Which lines below contain the word "What"? Copy each of them.

::::::::::

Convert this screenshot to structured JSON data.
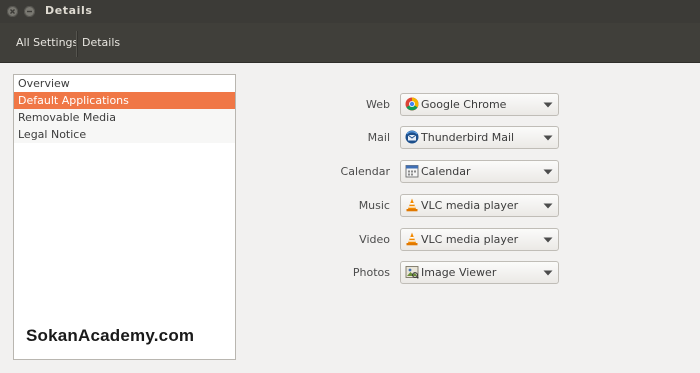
{
  "window": {
    "title": "Details"
  },
  "toolbar": {
    "all_settings": "All Settings",
    "details": "Details"
  },
  "sidebar": {
    "items": [
      {
        "label": "Overview",
        "selected": false
      },
      {
        "label": "Default Applications",
        "selected": true
      },
      {
        "label": "Removable Media",
        "selected": false
      },
      {
        "label": "Legal Notice",
        "selected": false
      }
    ]
  },
  "watermark": "SokanAcademy.com",
  "defaults": [
    {
      "label": "Web",
      "app": "Google Chrome",
      "icon": "chrome-icon"
    },
    {
      "label": "Mail",
      "app": "Thunderbird Mail",
      "icon": "thunderbird-icon"
    },
    {
      "label": "Calendar",
      "app": "Calendar",
      "icon": "calendar-icon"
    },
    {
      "label": "Music",
      "app": "VLC media player",
      "icon": "vlc-icon"
    },
    {
      "label": "Video",
      "app": "VLC media player",
      "icon": "vlc-icon"
    },
    {
      "label": "Photos",
      "app": "Image Viewer",
      "icon": "image-viewer-icon"
    }
  ],
  "colors": {
    "accent": "#f07746",
    "titlebar": "#3c3b37",
    "toolbar": "#403f3a"
  }
}
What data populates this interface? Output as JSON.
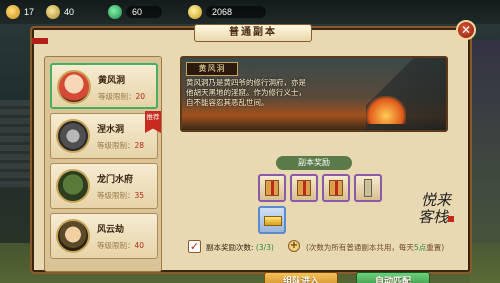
{
  "topbar": {
    "stamina": "17",
    "gold": "40",
    "jade": "60",
    "coins": "2068"
  },
  "panel": {
    "title": "普通副本",
    "close_label": "✕"
  },
  "dungeons": [
    {
      "name": "黄风洞",
      "level_label": "等级限制：",
      "level": "20",
      "selected": true,
      "tag": ""
    },
    {
      "name": "涅水洞",
      "level_label": "等级限制：",
      "level": "28",
      "selected": false,
      "tag": "推荐"
    },
    {
      "name": "龙门水府",
      "level_label": "等级限制：",
      "level": "35",
      "selected": false,
      "tag": ""
    },
    {
      "name": "风云劫",
      "level_label": "等级限制：",
      "level": "40",
      "selected": false,
      "tag": ""
    }
  ],
  "detail": {
    "scene_title": "黄风洞",
    "scene_desc": "黄风洞乃是黄四爷的修行洞府，亦是他胡天黑地的淫窟。作为修行义士，自不能容忍其恶乱世间。",
    "reward_label": "副本奖励",
    "calligraphy_line1": "悦来",
    "calligraphy_line2": "客栈",
    "reward_count_label": "副本奖励次数:",
    "reward_count": "(3/3)",
    "reward_note_prefix": "(次数为所有普通副本共用，每天",
    "reward_note_time": "5点",
    "reward_note_suffix": "重置)",
    "checkbox_mark": "✓",
    "plus_label": "+"
  },
  "buttons": {
    "team": "组队进入",
    "match": "自动匹配"
  }
}
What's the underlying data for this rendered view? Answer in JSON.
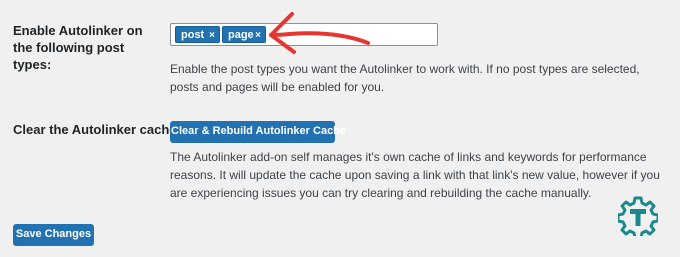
{
  "post_types": {
    "label": "Enable Autolinker on the following post types:",
    "tokens": [
      {
        "label": "post",
        "remove": "×"
      },
      {
        "label": "page",
        "remove": "×"
      }
    ],
    "description": "Enable the post types you want the Autolinker to work with. If no post types are selected, posts and pages will be enabled for you."
  },
  "cache": {
    "label": "Clear the Autolinker cache?",
    "button_label": "Clear & Rebuild Autolinker Cache",
    "description": "The Autolinker add-on self manages it's own cache of links and keywords for performance reasons. It will update the cache upon saving a link with that link's new value, however if you are experiencing issues you can try clearing and rebuilding the cache manually."
  },
  "footer": {
    "save_label": "Save Changes"
  },
  "annotation": {
    "arrow_color": "#e8352e"
  },
  "colors": {
    "primary": "#2271b1",
    "logo_teal": "#1a8a8c"
  },
  "icons": {
    "logo": "gear-t-logo-icon",
    "arrow": "red-arrow-annotation-icon"
  }
}
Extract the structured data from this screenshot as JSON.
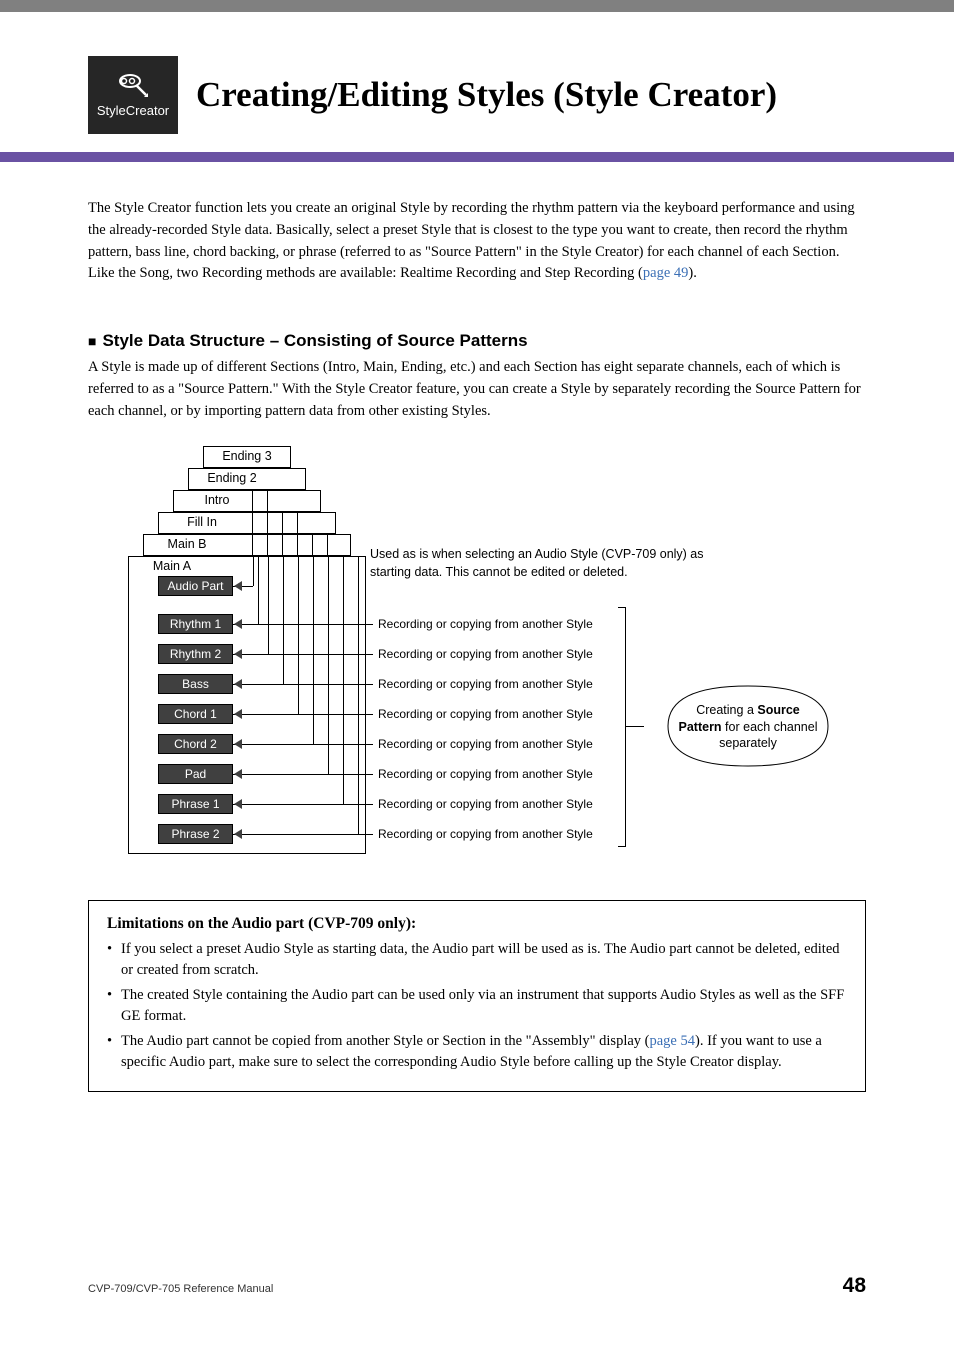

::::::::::

- **Output**
What data populates this interface? Output as JSON.
What's the underlying data for this rendered view? Answer in JSON.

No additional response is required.